Work Choices practically destroys Australia's unique system of awards under which employers and employees could easily determine minimum employee entitlements by reference to a single document. The folly of the Howard government's ideological attack on this system is evidenced by the mess the award review task force finds itself in in attempting to shoehorn the previously well-established and fluid award system into the stagnant "fair pay and conditions standard"created by Work Choices. The discussion paper that accompanied the formation of the task force recognised that any decision made by the task force on how best to deal with this rationalisation is fraught with dangers. Recognising the challenges it faces, Mr Andrews has pushed out its deadline for its interim report until the end of the month. I do not think this will be the last time the timetable needs to be changed back for the work of this task force.
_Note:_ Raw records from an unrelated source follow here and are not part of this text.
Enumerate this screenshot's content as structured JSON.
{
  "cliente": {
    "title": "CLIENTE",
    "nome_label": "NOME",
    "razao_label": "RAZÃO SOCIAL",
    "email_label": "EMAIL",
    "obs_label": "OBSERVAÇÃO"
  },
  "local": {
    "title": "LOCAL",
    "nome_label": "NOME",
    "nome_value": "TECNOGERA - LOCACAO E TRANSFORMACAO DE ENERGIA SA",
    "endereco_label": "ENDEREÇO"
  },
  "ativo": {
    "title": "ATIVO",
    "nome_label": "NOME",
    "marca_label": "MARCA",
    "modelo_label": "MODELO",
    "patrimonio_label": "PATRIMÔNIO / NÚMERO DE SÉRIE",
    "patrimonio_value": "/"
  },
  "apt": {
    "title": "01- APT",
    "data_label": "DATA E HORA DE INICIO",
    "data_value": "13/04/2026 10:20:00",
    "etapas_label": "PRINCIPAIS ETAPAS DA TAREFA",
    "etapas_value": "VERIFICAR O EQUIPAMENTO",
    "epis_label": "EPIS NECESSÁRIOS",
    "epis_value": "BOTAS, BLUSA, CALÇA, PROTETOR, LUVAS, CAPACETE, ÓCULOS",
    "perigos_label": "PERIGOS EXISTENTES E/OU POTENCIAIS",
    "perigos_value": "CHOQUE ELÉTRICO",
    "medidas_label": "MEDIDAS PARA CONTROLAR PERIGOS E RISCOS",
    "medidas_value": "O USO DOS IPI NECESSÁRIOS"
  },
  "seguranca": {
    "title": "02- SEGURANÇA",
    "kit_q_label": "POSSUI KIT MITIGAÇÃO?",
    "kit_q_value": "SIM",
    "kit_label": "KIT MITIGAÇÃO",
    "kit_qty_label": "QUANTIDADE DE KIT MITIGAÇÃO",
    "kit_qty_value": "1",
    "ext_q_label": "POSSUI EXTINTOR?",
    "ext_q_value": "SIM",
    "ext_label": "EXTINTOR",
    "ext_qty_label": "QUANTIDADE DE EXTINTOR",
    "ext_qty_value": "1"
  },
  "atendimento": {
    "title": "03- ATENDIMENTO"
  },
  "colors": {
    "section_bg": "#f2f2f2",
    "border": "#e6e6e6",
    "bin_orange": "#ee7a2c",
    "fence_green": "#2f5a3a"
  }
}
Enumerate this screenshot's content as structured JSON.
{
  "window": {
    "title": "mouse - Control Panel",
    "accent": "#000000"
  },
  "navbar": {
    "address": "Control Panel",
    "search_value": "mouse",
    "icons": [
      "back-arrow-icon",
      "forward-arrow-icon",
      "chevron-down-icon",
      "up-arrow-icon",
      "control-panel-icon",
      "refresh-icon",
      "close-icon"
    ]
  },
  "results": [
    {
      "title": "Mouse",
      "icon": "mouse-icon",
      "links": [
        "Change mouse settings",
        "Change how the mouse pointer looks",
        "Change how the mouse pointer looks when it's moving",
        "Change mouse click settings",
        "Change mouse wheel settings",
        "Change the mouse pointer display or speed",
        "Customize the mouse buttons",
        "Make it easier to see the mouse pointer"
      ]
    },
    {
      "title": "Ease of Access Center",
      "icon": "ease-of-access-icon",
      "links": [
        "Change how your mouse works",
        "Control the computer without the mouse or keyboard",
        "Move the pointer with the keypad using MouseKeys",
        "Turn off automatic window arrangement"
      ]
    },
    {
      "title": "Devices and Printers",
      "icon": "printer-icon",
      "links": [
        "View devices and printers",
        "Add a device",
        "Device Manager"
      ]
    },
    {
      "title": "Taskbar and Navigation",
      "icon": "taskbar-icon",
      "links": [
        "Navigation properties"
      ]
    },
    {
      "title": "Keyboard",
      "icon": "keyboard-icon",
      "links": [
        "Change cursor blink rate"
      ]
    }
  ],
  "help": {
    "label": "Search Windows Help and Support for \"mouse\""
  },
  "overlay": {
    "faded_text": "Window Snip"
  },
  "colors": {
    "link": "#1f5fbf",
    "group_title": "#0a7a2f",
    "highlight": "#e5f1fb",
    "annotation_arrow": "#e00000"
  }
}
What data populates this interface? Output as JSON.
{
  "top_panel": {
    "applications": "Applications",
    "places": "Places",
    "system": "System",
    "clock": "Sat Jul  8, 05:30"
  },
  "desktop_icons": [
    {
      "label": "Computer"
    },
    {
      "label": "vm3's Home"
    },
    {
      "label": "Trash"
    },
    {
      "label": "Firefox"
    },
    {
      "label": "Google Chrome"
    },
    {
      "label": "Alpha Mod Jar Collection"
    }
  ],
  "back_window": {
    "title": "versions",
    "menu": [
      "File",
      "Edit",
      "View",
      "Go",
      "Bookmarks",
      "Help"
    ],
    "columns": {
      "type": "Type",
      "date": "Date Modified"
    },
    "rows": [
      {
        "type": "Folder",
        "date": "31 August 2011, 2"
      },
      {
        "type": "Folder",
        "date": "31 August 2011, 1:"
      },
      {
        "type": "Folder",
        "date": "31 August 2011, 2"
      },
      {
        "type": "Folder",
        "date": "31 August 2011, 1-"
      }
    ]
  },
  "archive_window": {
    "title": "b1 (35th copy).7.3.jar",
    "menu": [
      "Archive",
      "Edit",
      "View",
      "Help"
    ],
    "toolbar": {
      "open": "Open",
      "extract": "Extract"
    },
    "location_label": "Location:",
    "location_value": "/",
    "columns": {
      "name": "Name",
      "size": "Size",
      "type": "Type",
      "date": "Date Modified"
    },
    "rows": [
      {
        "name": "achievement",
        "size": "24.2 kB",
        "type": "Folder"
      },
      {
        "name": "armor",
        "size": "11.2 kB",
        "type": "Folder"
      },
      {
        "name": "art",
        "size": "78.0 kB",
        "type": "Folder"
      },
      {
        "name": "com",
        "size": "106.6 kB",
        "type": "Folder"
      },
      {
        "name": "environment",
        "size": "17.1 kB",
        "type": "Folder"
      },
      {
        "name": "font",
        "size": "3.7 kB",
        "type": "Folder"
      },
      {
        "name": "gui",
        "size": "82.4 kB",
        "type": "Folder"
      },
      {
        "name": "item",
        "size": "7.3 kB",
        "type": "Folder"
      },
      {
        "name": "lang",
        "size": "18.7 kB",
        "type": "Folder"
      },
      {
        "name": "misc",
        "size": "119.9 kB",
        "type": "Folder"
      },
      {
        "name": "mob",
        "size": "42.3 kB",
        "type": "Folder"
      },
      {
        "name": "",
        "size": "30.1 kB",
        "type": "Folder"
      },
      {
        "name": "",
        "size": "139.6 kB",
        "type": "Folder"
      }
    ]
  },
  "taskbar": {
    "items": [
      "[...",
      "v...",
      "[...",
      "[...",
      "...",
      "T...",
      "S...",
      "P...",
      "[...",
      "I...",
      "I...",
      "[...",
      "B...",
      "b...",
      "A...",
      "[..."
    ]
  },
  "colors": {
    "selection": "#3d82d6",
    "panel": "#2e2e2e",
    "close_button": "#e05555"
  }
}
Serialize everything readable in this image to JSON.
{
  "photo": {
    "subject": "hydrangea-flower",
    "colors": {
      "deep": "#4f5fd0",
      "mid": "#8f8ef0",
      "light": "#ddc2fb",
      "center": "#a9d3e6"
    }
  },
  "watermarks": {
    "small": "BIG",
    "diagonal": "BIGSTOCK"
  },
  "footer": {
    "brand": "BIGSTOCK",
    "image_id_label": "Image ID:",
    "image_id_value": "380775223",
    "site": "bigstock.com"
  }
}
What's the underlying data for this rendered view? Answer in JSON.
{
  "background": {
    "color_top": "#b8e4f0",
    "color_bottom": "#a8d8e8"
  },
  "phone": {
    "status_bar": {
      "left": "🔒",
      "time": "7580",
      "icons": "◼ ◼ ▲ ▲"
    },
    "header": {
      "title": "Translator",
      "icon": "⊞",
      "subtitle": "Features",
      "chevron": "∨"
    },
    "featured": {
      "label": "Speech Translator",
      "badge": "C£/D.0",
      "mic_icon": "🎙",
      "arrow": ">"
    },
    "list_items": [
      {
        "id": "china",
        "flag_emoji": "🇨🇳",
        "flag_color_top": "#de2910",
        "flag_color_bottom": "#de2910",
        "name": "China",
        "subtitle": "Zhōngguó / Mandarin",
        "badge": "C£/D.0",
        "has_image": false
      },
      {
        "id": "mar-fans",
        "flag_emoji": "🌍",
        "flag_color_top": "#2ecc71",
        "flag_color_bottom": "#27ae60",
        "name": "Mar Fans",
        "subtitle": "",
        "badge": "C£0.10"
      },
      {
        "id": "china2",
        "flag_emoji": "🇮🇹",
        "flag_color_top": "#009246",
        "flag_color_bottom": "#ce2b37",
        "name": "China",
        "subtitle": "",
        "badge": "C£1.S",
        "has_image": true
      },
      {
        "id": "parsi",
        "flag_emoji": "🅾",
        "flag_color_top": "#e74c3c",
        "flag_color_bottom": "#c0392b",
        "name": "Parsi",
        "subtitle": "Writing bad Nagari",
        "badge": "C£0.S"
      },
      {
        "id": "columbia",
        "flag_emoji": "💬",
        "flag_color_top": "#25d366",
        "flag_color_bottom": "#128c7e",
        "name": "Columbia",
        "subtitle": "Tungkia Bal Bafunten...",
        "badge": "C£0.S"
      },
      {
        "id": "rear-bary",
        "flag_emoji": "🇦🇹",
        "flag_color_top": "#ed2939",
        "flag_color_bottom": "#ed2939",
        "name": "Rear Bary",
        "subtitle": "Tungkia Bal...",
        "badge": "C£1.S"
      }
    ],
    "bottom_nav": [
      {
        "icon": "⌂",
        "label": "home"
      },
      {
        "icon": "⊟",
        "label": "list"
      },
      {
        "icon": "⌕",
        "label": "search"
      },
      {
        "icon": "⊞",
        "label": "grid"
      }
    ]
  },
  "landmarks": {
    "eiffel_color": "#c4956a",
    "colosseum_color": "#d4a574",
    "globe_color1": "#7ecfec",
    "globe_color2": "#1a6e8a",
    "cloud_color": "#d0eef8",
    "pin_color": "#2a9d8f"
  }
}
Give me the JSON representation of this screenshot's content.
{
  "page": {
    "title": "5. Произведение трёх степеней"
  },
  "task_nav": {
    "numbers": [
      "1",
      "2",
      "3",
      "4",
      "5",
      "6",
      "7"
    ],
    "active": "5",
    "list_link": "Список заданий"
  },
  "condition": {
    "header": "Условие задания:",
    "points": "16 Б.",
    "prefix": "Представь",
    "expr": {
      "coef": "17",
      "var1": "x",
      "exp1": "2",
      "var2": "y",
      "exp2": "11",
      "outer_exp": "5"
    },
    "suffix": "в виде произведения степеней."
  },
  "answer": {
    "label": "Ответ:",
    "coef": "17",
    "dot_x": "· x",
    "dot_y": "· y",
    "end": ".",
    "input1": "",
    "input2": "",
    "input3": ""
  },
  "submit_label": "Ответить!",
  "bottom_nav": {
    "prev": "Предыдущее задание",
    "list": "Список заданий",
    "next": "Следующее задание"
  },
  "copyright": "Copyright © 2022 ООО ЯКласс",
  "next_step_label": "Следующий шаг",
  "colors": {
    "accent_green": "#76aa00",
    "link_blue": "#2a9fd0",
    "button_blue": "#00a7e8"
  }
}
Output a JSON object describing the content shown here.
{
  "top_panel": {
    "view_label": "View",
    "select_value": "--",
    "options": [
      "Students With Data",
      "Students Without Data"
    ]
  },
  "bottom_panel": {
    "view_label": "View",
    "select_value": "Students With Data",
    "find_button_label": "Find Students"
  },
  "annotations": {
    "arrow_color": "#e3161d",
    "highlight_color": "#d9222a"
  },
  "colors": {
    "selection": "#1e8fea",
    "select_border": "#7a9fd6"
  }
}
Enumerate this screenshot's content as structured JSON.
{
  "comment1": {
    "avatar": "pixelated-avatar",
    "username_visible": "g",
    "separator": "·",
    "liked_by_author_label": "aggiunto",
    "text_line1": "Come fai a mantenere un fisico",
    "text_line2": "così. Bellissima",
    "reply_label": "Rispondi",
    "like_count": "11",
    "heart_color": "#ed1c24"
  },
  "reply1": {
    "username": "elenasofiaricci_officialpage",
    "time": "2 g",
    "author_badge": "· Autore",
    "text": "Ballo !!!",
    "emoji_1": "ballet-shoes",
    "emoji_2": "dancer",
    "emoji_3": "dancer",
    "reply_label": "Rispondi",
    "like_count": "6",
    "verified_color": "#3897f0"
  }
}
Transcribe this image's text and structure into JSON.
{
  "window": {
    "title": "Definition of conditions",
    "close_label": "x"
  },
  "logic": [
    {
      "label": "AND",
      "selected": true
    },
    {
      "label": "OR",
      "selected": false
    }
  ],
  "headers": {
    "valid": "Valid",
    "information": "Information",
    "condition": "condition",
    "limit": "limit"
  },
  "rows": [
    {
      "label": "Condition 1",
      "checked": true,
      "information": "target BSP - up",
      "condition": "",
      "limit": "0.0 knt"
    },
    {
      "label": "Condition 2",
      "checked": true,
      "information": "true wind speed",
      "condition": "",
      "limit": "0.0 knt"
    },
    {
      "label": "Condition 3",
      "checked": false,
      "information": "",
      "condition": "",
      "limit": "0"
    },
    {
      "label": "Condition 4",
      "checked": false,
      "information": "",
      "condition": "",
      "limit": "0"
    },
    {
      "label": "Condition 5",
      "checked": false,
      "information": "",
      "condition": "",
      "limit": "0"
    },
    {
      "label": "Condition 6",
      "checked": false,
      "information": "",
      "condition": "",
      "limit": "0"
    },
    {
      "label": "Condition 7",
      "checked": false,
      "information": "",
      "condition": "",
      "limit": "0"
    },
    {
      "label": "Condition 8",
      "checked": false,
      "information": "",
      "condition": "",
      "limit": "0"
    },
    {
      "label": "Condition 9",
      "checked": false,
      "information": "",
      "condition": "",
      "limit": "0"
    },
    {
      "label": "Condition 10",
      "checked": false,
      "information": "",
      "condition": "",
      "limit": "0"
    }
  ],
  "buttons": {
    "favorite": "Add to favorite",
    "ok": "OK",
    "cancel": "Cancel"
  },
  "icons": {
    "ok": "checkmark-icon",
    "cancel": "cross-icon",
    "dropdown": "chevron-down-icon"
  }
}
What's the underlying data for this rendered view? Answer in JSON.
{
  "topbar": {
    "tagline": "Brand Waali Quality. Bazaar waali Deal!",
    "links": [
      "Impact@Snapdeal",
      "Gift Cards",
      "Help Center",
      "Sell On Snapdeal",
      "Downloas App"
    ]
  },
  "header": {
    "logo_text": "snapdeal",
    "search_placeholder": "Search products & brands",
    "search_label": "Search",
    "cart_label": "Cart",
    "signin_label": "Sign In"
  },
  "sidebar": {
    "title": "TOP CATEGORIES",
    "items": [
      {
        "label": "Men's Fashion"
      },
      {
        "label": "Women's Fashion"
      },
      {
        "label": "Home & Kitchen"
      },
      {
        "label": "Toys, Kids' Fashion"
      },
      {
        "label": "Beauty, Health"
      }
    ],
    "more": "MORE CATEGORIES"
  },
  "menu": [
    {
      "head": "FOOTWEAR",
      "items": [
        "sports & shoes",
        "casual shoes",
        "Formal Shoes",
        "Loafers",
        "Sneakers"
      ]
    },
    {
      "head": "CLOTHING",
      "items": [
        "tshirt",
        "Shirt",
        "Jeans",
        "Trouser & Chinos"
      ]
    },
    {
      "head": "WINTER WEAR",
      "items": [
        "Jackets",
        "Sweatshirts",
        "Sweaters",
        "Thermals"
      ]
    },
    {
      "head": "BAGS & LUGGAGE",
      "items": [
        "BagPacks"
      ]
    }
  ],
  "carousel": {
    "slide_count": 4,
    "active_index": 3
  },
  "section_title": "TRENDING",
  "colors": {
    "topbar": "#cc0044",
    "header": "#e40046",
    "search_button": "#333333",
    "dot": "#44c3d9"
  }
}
I turn to payslips. The new rules on keeping and drafting a payslip are such that some employers will need to consider completely revising their payroll systems to comply with the legislation. Further, all records must now be retained for a period of seven years.
On interpretation, the boom in productivity and strong growth in the Australian economy, coupled with low unemployment, were due in part to our settled and well-understood industrial relations system. Until the myriad court challenges and precedents under Work Choices are set, employees and employers alike will be in the dark as to what large sections of this legislation actually mean. Such confusion for business will clearly have an impact on the Australian economy. Federal Treasury admitted as much in a briefing note to the Treasurer last year, which suggested productivity increases would be smaller under the Work Choices changes.
In short, these changes are an ill-thought-through, ideologically driven quagmire which will choke the Australian economy as employers and employees alike grapple to come to terms with them.
MR GENTLEMAN: I have a supplementary question, Mr Speaker. Minister, are you aware of whether this legislation has already had an impact on industrial negotiations?
MS GALLAGHER: I again thank Mr Gentleman for that question and, unfortunately, we have to say already that the answer is yes. Yesterday, the Sydney Morning Herald reported how staff in two Salvation Army aged care homes in Canberra will be amongst the first to feel the brunt of these changes. These nurses have been negotiating with the Salvation Army since their EBA expired a year ago. The parties had reached apparent